CBG argued that the ABCC did not find sufficient facts to establish a violation of the Statute’s anti-discrimination provision. Specifically, CBG argued that in order to violate the Statute, two sales at two different prices must occur at the same time. However, the court found that the sales need not be contemporaneous in order to give rise to a violation.

CBG also argued that its payments to third parties did not support a finding of a violation; Yet the court noted that at least one of the parties that CBG paid was a retailer, so CBG made at least one payment directly to a retailer. Moreover, the court opined, consideration given to a “closely-related third party” in exchange for acts by a retailer constitutes consideration to both parties.

Finally, CBG argued that the payment of rebates does not constitute price discrimination, as the repealed provision of the Statute expressly prohibited rebates (accordingly, the remaining provision of the Statute does not inherently include such a prohibition). In response to this argument, the court broadly construed the concept of price discrimination to include “all aspects of price, including the net price after rebate.”

  1. The ABCC’s exoneration of retailers while finding CBG liable was arbitrary and capricious.

With respect to the retailer that received a direct payment from CBG, the court stated, the ABCC did find a violation on the part of that retailer. With respect to the other retailers, the court found that because those retailers neither paid nor accepted monetary payment—which the regulation requires—they were not liable under the regulation. The court accordingly found that ABCC’s differential treatment of CBG and the retailers was not arbitrary and capricious.

  1. The ABCC committed procedural error in taking administrative notice of certain facts.

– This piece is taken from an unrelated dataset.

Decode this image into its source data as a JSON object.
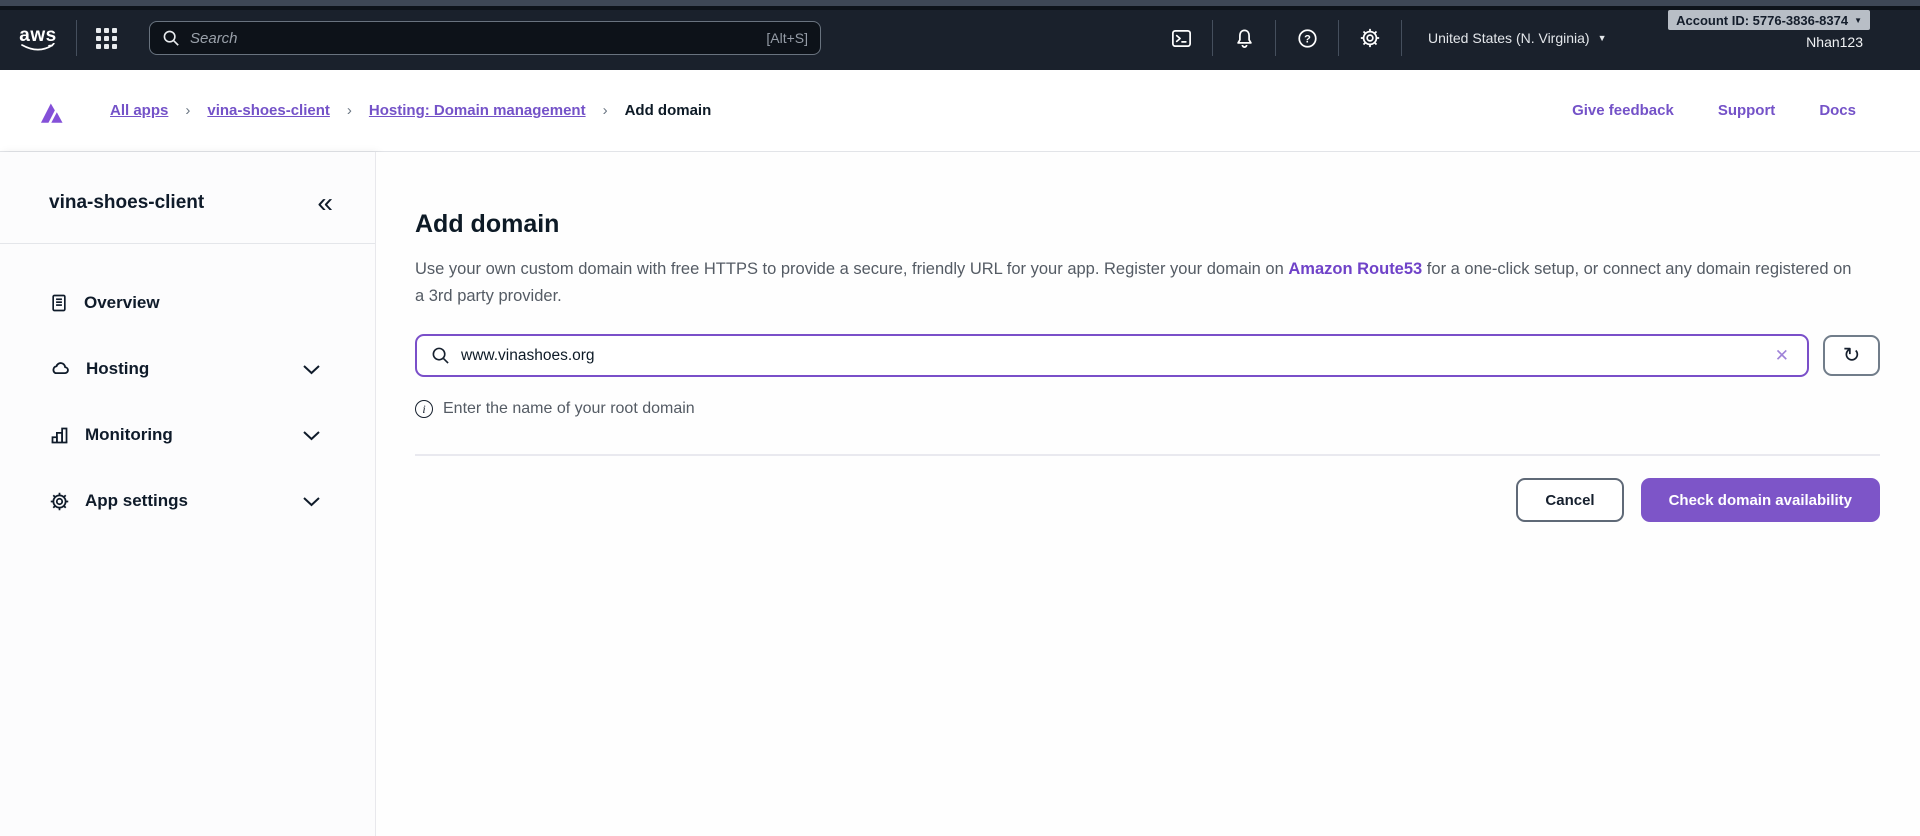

The ABCC took administrative notice of certain records in its files without providing notice to the parties or giving them an opportunity to contest the noticed facts, which a Massachusetts statute requires. Although the court acknowledged that the ABCC violated the statute, the court found that CBG cannot obtain relief without a showing of prejudice to its substantial rights, which the court found CBG failed to do.

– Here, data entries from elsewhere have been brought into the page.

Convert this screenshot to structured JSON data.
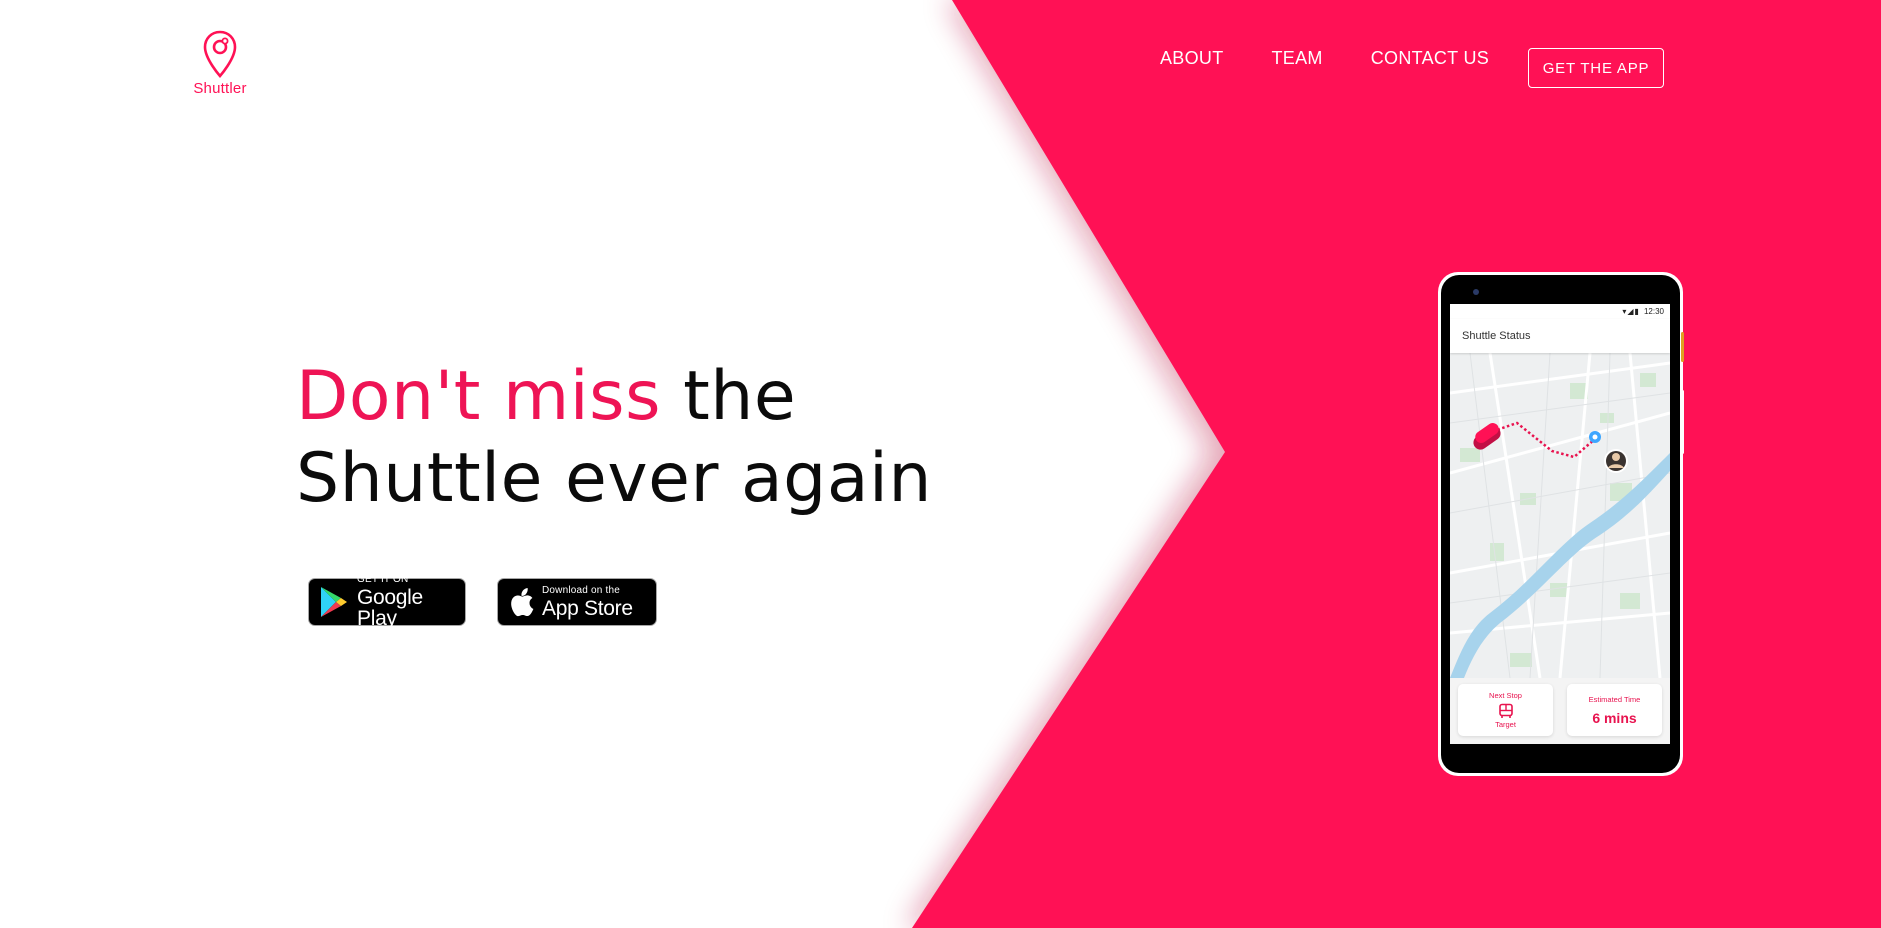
{
  "brand": {
    "name": "Shuttler",
    "accent_color": "#ff1155",
    "logo_icon": "map-pin-icon"
  },
  "nav": {
    "items": [
      {
        "label": "ABOUT"
      },
      {
        "label": "TEAM"
      },
      {
        "label": "CONTACT US"
      }
    ],
    "cta_label": "GET THE APP"
  },
  "hero": {
    "headline_accent": "Don't miss",
    "headline_rest_line1": " the",
    "headline_line2": "Shuttle ever again"
  },
  "badges": {
    "google_play": {
      "small": "GET IT ON",
      "big": "Google Play",
      "icon": "google-play-icon"
    },
    "app_store": {
      "small": "Download on the",
      "big": "App Store",
      "icon": "apple-icon"
    }
  },
  "phone": {
    "status_time": "12:30",
    "app_title": "Shuttle Status",
    "next_stop_label": "Next Stop",
    "next_stop_value": "Target",
    "next_stop_icon": "bus-icon",
    "eta_label": "Estimated Time",
    "eta_value": "6 mins"
  },
  "colors": {
    "background_accent": "#ff1155",
    "headline_accent": "#ee1455",
    "text_dark": "#0b0b0b"
  }
}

  1. The 15-month suspension imposed on CBG was a Due Process violation and was arbitrary and capricious.

Citing the ABCC’s broad authority to determine remedies and enforcement and the court’s inability to interfere with this authority in most circumstances, the court found the penalty appropriate.

  1. CBG’s penalty should not have included gross receipts from its operations outside Massachusetts.

CBG challenged the method of calculating the payment it made to the ABCC in lieu of suspension, arguing that it should not have had to include gross receipts from operations outside Massachusetts. CBG apparently included its New Hampshire operations in the penalty calculation on the instruction of the ABCC’s general counsel. CBG did not seek the full ABCC’s view as to whether this calculation was proper. Because there was no final ABCC decision on this issue, the court declined to consider the issue due to lack of jurisdiction. However, the court suggested that a penalty calculation based on a licensee’s ability to pay, including taking into account its business in other jurisdictions, is “rationally related to imposing a sufficiently stiff sanction to deter misconduct.”


Whether CBG will appeal the court’s decision remains to be seen. For now, the decision serves as a strong affirmation of the ABCC’s authority to enforce trade practice restrictions (even by reviving long-dormant regulations to do so) and to impose substantial penalties on alleged violators of those restrictions. The decision also demonstrates the disparate treatment members of different tiers of the industry often receive in trade practice matters. Although the retailers here participated willingly in the “pay-to-play” scheme with CBG, the retailers predominately were let off the hook due to the wording of the applicable statutory and regulatory provisions, which shielded the retailers that received indirect benefits from CBG through third-party management companies.